Would you repeat each line below precisely as it stands?

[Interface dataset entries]
▼

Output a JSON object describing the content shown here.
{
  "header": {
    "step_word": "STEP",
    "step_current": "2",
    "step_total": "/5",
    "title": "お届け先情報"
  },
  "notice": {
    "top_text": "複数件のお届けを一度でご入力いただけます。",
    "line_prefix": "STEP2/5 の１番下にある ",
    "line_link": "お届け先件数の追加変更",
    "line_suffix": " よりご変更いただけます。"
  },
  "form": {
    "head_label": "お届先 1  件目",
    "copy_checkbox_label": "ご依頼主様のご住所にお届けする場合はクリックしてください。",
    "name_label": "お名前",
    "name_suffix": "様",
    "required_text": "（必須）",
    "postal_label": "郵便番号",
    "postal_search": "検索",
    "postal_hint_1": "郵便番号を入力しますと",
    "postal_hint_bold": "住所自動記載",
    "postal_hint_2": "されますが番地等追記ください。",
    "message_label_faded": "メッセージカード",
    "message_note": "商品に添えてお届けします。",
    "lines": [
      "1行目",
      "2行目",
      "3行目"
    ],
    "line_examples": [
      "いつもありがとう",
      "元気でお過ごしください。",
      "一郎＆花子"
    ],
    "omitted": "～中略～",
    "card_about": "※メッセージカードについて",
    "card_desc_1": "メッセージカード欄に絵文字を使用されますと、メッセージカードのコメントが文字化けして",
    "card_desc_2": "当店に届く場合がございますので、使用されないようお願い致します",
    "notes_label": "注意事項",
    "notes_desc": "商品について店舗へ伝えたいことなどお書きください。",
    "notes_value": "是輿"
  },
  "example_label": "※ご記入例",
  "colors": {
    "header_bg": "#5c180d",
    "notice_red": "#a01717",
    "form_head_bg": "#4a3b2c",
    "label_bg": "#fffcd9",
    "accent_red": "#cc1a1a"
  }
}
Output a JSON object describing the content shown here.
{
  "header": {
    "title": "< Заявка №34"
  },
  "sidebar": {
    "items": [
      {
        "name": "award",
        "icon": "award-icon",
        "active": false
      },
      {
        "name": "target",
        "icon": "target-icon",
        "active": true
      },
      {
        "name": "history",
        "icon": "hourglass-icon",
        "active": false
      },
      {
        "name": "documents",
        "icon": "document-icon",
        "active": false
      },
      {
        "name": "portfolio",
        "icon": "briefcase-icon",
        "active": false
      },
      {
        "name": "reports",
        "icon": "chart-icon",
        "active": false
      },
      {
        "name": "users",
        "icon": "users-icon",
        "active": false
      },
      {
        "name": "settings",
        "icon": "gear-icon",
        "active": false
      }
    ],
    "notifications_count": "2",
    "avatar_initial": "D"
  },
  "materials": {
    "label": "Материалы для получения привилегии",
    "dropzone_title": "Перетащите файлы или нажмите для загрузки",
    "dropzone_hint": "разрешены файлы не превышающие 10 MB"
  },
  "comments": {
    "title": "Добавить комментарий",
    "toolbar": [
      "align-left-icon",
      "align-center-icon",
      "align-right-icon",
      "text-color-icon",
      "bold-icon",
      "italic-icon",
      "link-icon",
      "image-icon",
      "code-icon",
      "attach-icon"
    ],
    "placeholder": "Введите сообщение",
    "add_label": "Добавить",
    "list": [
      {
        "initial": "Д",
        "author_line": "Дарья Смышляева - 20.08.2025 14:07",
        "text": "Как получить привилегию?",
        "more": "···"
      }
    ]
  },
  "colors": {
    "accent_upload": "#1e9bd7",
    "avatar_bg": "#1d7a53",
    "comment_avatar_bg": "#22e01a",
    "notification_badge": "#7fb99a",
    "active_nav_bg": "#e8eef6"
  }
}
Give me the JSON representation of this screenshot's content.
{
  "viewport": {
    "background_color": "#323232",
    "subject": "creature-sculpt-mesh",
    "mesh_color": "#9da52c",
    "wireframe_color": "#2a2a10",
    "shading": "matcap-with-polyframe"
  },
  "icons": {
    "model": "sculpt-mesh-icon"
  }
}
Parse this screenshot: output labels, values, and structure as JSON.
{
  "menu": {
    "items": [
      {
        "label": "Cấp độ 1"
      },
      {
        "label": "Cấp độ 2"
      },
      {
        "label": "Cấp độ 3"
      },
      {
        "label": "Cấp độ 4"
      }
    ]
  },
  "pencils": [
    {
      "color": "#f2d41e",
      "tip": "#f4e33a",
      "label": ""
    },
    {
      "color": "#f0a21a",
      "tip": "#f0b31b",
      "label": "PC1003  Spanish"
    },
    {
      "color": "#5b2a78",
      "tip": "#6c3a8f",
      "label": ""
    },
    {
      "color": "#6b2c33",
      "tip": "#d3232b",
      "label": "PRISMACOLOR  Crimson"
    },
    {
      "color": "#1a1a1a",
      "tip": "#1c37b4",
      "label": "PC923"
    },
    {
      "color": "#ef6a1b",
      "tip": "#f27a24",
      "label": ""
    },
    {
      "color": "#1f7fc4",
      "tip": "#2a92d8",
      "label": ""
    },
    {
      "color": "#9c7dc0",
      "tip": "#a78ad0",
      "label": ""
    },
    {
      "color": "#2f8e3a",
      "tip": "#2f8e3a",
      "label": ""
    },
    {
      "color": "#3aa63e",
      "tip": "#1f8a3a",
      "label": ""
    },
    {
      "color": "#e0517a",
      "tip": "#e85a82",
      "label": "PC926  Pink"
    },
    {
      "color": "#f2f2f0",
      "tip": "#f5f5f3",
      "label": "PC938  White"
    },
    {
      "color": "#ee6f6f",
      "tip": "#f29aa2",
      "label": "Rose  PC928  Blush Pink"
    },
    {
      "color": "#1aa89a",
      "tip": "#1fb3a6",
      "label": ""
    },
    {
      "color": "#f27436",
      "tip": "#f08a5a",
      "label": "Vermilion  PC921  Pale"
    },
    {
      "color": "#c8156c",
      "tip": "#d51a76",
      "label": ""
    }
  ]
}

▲

◆ **FINISHED TASK**
Output a JSON object describing the content shown here.
{
  "header": {
    "step_word": "STEP",
    "step_current": "2",
    "step_total": "/5",
    "title": "お届け先情報"
  },
  "notice": {
    "top_text": "複数件のお届けを一度でご入力いただけます。",
    "line_prefix": "STEP2/5 の１番下にある ",
    "line_link": "お届け先件数の追加変更",
    "line_suffix": " よりご変更いただけます。"
  },
  "form": {
    "head_label": "お届先 1  件目",
    "copy_checkbox_label": "ご依頼主様のご住所にお届けする場合はクリックしてください。",
    "name_label": "お名前",
    "name_suffix": "様",
    "required_text": "（必須）",
    "postal_label": "郵便番号",
    "postal_search": "検索",
    "postal_hint_1": "郵便番号を入力しますと",
    "postal_hint_bold": "住所自動記載",
    "postal_hint_2": "されますが番地等追記ください。",
    "message_label_faded": "メッセージカード",
    "message_note": "商品に添えてお届けします。",
    "lines": [
      "1行目",
      "2行目",
      "3行目"
    ],
    "line_examples": [
      "いつもありがとう",
      "元気でお過ごしください。",
      "一郎＆花子"
    ],
    "omitted": "～中略～",
    "card_about": "※メッセージカードについて",
    "card_desc_1": "メッセージカード欄に絵文字を使用されますと、メッセージカードのコメントが文字化けして",
    "card_desc_2": "当店に届く場合がございますので、使用されないようお願い致します",
    "notes_label": "注意事項",
    "notes_desc": "商品について店舗へ伝えたいことなどお書きください。",
    "notes_value": "是輿"
  },
  "example_label": "※ご記入例",
  "colors": {
    "header_bg": "#5c180d",
    "notice_red": "#a01717",
    "form_head_bg": "#4a3b2c",
    "label_bg": "#fffcd9",
    "accent_red": "#cc1a1a"
  }
}
Output a JSON object describing the content shown here.
{
  "header": {
    "title": "< Заявка №34"
  },
  "sidebar": {
    "items": [
      {
        "name": "award",
        "icon": "award-icon",
        "active": false
      },
      {
        "name": "target",
        "icon": "target-icon",
        "active": true
      },
      {
        "name": "history",
        "icon": "hourglass-icon",
        "active": false
      },
      {
        "name": "documents",
        "icon": "document-icon",
        "active": false
      },
      {
        "name": "portfolio",
        "icon": "briefcase-icon",
        "active": false
      },
      {
        "name": "reports",
        "icon": "chart-icon",
        "active": false
      },
      {
        "name": "users",
        "icon": "users-icon",
        "active": false
      },
      {
        "name": "settings",
        "icon": "gear-icon",
        "active": false
      }
    ],
    "notifications_count": "2",
    "avatar_initial": "D"
  },
  "materials": {
    "label": "Материалы для получения привилегии",
    "dropzone_title": "Перетащите файлы или нажмите для загрузки",
    "dropzone_hint": "разрешены файлы не превышающие 10 MB"
  },
  "comments": {
    "title": "Добавить комментарий",
    "toolbar": [
      "align-left-icon",
      "align-center-icon",
      "align-right-icon",
      "text-color-icon",
      "bold-icon",
      "italic-icon",
      "link-icon",
      "image-icon",
      "code-icon",
      "attach-icon"
    ],
    "placeholder": "Введите сообщение",
    "add_label": "Добавить",
    "list": [
      {
        "initial": "Д",
        "author_line": "Дарья Смышляева - 20.08.2025 14:07",
        "text": "Как получить привилегию?",
        "more": "···"
      }
    ]
  },
  "colors": {
    "accent_upload": "#1e9bd7",
    "avatar_bg": "#1d7a53",
    "comment_avatar_bg": "#22e01a",
    "notification_badge": "#7fb99a",
    "active_nav_bg": "#e8eef6"
  }
}
Give me the JSON representation of this screenshot's content.
{
  "viewport": {
    "background_color": "#323232",
    "subject": "creature-sculpt-mesh",
    "mesh_color": "#9da52c",
    "wireframe_color": "#2a2a10",
    "shading": "matcap-with-polyframe"
  },
  "icons": {
    "model": "sculpt-mesh-icon"
  }
}
Parse this screenshot: output labels, values, and structure as JSON.
{
  "menu": {
    "items": [
      {
        "label": "Cấp độ 1"
      },
      {
        "label": "Cấp độ 2"
      },
      {
        "label": "Cấp độ 3"
      },
      {
        "label": "Cấp độ 4"
      }
    ]
  },
  "pencils": [
    {
      "color": "#f2d41e",
      "tip": "#f4e33a",
      "label": ""
    },
    {
      "color": "#f0a21a",
      "tip": "#f0b31b",
      "label": "PC1003  Spanish"
    },
    {
      "color": "#5b2a78",
      "tip": "#6c3a8f",
      "label": ""
    },
    {
      "color": "#6b2c33",
      "tip": "#d3232b",
      "label": "PRISMACOLOR  Crimson"
    },
    {
      "color": "#1a1a1a",
      "tip": "#1c37b4",
      "label": "PC923"
    },
    {
      "color": "#ef6a1b",
      "tip": "#f27a24",
      "label": ""
    },
    {
      "color": "#1f7fc4",
      "tip": "#2a92d8",
      "label": ""
    },
    {
      "color": "#9c7dc0",
      "tip": "#a78ad0",
      "label": ""
    },
    {
      "color": "#2f8e3a",
      "tip": "#2f8e3a",
      "label": ""
    },
    {
      "color": "#3aa63e",
      "tip": "#1f8a3a",
      "label": ""
    },
    {
      "color": "#e0517a",
      "tip": "#e85a82",
      "label": "PC926  Pink"
    },
    {
      "color": "#f2f2f0",
      "tip": "#f5f5f3",
      "label": "PC938  White"
    },
    {
      "color": "#ee6f6f",
      "tip": "#f29aa2",
      "label": "Rose  PC928  Blush Pink"
    },
    {
      "color": "#1aa89a",
      "tip": "#1fb3a6",
      "label": ""
    },
    {
      "color": "#f27436",
      "tip": "#f08a5a",
      "label": "Vermilion  PC921  Pale"
    },
    {
      "color": "#c8156c",
      "tip": "#d51a76",
      "label": ""
    }
  ]
}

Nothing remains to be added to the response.